Within the listing below, how many lines contain "title"? Only the number is wanted.

Data provided –
== Segment start ==

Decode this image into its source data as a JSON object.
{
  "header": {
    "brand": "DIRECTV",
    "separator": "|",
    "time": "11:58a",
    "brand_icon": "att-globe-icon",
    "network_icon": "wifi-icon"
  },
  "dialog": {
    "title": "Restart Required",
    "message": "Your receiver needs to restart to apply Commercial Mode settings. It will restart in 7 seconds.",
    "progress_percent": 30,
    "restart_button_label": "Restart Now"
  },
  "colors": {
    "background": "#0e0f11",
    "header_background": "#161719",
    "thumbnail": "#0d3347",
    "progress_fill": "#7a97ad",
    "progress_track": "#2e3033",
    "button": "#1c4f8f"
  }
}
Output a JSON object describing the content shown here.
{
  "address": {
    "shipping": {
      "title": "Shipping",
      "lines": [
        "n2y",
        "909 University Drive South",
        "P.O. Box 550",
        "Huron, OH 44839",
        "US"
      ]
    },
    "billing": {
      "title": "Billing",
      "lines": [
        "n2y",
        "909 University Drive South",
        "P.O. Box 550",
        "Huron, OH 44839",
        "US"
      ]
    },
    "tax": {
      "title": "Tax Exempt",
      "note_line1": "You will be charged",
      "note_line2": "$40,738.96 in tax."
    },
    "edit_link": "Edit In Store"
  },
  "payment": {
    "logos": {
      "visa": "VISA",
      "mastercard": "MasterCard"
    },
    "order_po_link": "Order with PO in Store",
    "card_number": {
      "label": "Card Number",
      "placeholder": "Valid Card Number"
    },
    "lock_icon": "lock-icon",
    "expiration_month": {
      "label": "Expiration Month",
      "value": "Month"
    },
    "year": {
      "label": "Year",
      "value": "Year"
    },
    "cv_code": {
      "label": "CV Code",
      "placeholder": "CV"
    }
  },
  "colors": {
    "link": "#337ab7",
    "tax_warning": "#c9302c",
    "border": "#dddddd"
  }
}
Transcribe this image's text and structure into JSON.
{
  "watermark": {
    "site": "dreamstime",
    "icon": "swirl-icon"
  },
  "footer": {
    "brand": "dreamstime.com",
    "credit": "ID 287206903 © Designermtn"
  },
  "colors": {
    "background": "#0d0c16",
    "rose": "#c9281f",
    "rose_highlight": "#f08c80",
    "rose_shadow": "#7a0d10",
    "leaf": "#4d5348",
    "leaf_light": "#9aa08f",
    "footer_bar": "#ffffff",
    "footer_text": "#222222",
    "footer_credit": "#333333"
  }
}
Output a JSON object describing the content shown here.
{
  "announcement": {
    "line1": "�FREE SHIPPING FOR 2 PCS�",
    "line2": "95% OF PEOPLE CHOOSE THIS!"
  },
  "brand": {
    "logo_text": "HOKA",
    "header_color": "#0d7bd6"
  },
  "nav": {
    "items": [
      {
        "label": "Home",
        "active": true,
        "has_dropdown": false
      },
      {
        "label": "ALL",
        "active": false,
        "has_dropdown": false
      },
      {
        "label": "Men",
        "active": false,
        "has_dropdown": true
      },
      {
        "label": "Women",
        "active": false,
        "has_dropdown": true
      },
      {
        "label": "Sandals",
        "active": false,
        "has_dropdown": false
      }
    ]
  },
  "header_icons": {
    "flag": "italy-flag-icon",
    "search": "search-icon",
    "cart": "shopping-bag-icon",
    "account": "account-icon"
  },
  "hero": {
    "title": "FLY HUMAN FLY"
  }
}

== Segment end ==

Answer space –
5